“Sometimes I think people are a little fascinated when they hear that I own a cannabis store because I’m a woman. That in turn fascinates me! Why wouldn’t I? Why couldn’t I?” says Lisa Bigioni, founder of Stok’d Cannabis, a new cannabis retailer opened in Scarborough, Ontario, adding that, for her, the job is personal. “I’m a compassionate person and the well-being of my team is really important to me. We’re all connected and we all really understood the significance of selling cannabis in a legal space, and we bonded over that.”
Village Bloomery co-owner Andrea Dobbs shares the sentiment on connection and trust. Her tucked-away retailer that’s been operating in a pocket of Vancouver’s Kitsilano neighbourhood since 2015 has prioritized community and quality—above all else.
For Dobbs, surviving and thriving meant a refusal to sacrifice her beliefs. She says that maintaining authenticity in the face of making big changes at the Village Bloomery, which opened its doors three years before storefront sales were permitted federally, was her north star. The 54-year-old, a trusted voice in Canadian cannabis retail—says taking the medical-focused store legal and recreational in 2019 was a hard pill to swallow. It meant compromising a lot: losing business relationships with local farmers, wading through a glut of plastic packaging, raising prices and self-censoring conversations on effect and efficacy.
The work, however, was worth it, she says. Today, the modern Village Bloomery operates within the legal framework, but remains true to its roots through a deep commitment to product quality and love of cannabis. Her team carefully pores over every product’s certificate of analysis (if provided by the LP) and is steadily bringing in more local, craft and micro-grown product as it becomes available.

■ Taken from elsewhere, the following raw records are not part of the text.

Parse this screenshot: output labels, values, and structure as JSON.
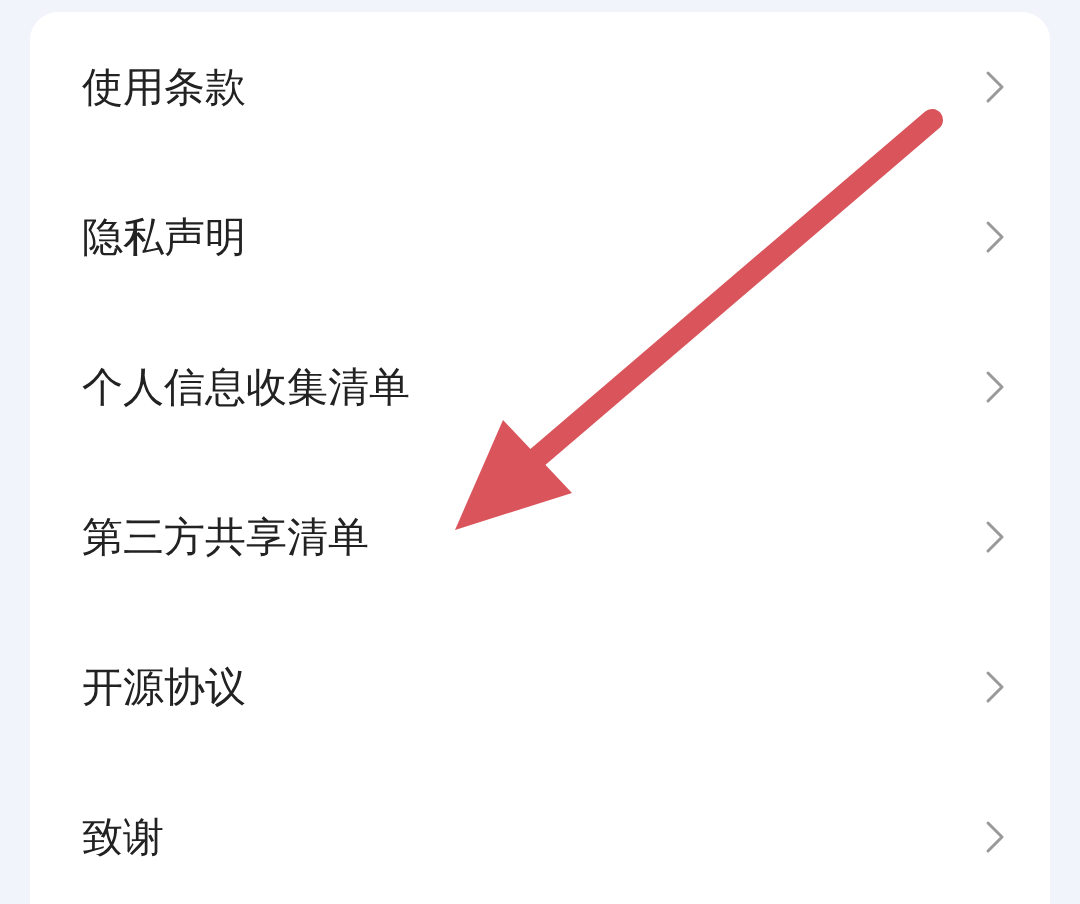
{
  "menu_items": [
    {
      "label": "使用条款"
    },
    {
      "label": "隐私声明"
    },
    {
      "label": "个人信息收集清单"
    },
    {
      "label": "第三方共享清单"
    },
    {
      "label": "开源协议"
    },
    {
      "label": "致谢"
    }
  ],
  "annotation": {
    "kind": "arrow"
  }
}
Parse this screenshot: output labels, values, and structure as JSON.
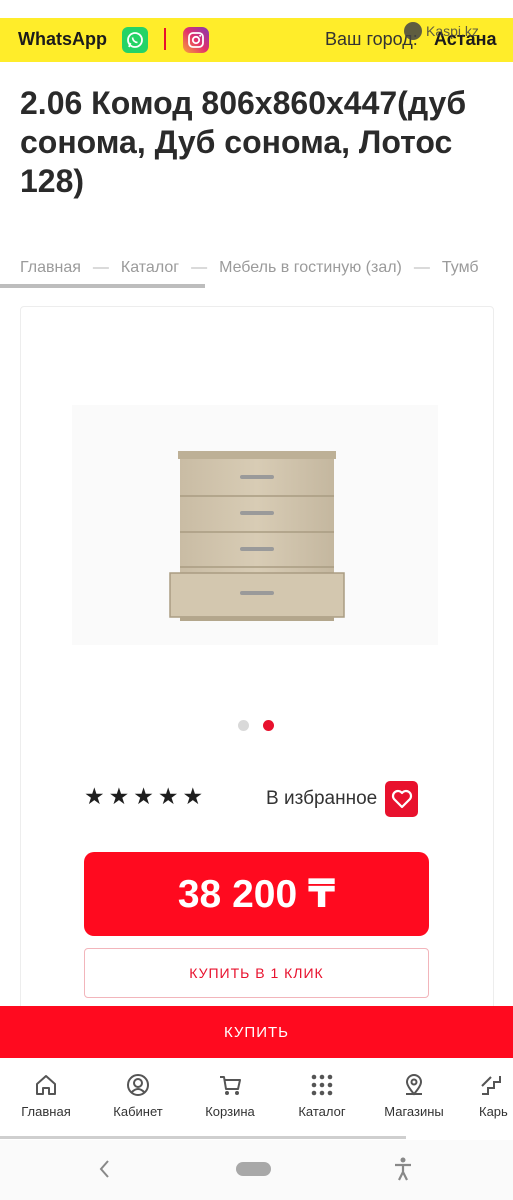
{
  "topbar": {
    "whatsapp_label": "WhatsApp",
    "whatsapp_icon": "whatsapp-icon",
    "instagram_icon": "instagram-icon",
    "city_label": "Ваш город:",
    "city_value": "Астана",
    "watermark": "Kaspi.kz",
    "bg_color": "#ffed2a"
  },
  "product": {
    "title": "2.06 Комод 806x860x447(дуб сонома, Дуб сонома, Лотос 128)",
    "rating_stars": "★★★★★",
    "favorite_label": "В избранное",
    "price": "38 200 ₸",
    "one_click_label": "КУПИТЬ В 1 КЛИК",
    "buy_label": "КУПИТЬ",
    "image_count": 2,
    "active_image": 2
  },
  "breadcrumb": {
    "items": [
      "Главная",
      "Каталог",
      "Мебель в гостиную (зал)",
      "Тумб"
    ]
  },
  "bottom_nav": {
    "items": [
      {
        "label": "Главная",
        "icon": "home-icon"
      },
      {
        "label": "Кабинет",
        "icon": "user-icon"
      },
      {
        "label": "Корзина",
        "icon": "cart-icon"
      },
      {
        "label": "Каталог",
        "icon": "grid-icon"
      },
      {
        "label": "Магазины",
        "icon": "location-icon"
      },
      {
        "label": "Карь",
        "icon": "stairs-icon"
      }
    ]
  },
  "colors": {
    "accent": "#ff0a1f",
    "accent_dark": "#e8112d"
  }
}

And while their stores couldn’t be any different, Dobbs, Newman and Bonilla all agree the biggest benefit to independent, focused retail is the ability to enrich a consumer’s experience and, hopefully, help deepen their relationship with cannabis.
Back at The Niagara Herbalist, it isn’t hard to see that people come first. Most customers are regulars; some come in every day just to buy something small, a pre-roll or single-serve product, Bonilla says.
“It’s nice to go into a place that speaks to you, where staff recognize you and know your name,” Bonilla says. “We go low, slow and keep our connection with the community. That’s our edge.”
Victoria Dekker is an independent cannabis communications consultant and award-winning brand storyteller and journalist. Connect with her on Twitter @victoria_dekker.